↓↓↓

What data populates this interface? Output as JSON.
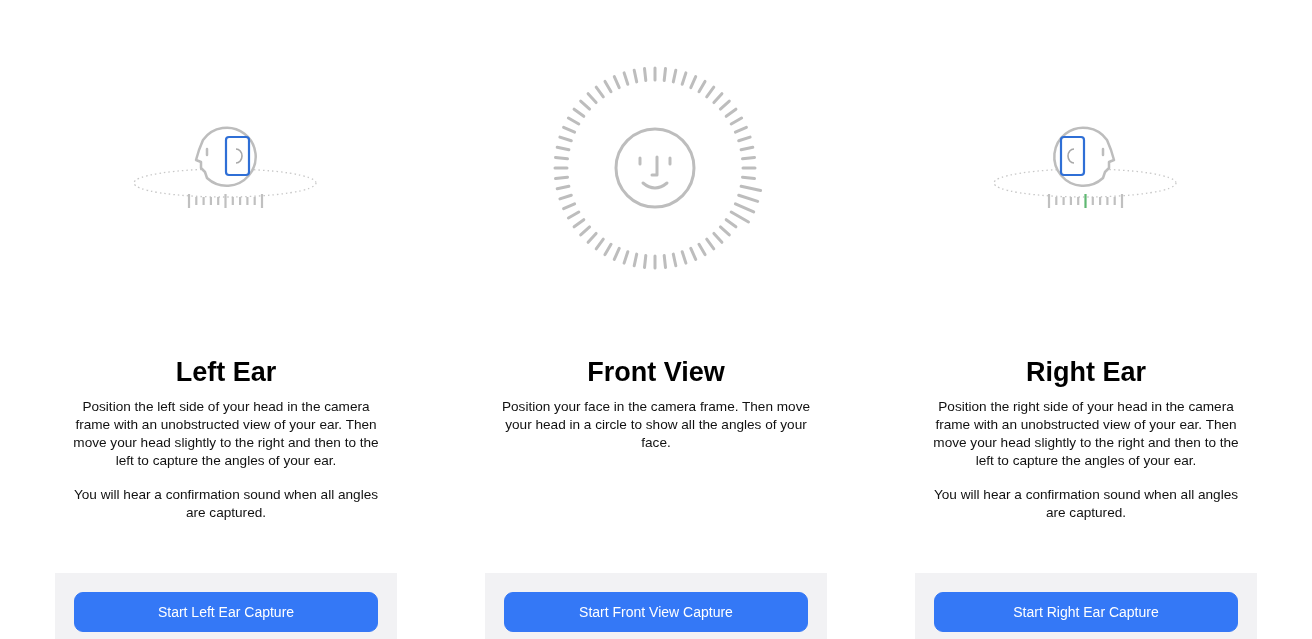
{
  "panels": [
    {
      "kind": "left-ear",
      "title": "Left Ear",
      "paragraphs": [
        "Position the left side of your head in the camera frame with an unobstructed view of your ear. Then move your head slightly to the right and then to the left to capture the angles of your ear.",
        "You will hear a confirmation sound when all angles are captured."
      ],
      "button": "Start Left Ear Capture"
    },
    {
      "kind": "front",
      "title": "Front View",
      "paragraphs": [
        "Position your face in the camera frame. Then move your head in a circle to show all the angles of your face."
      ],
      "button": "Start Front View Capture"
    },
    {
      "kind": "right-ear",
      "title": "Right Ear",
      "paragraphs": [
        "Position the right side of your head in the camera frame with an unobstructed view of your ear. Then move your head slightly to the right and then to the left to capture the angles of your ear.",
        "You will hear a confirmation sound when all angles are captured."
      ],
      "button": "Start Right Ear Capture"
    }
  ]
}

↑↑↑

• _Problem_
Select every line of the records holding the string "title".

• _Result below_
      "title": "Left Ear",
      "title": "Front View",
      "title": "Right Ear",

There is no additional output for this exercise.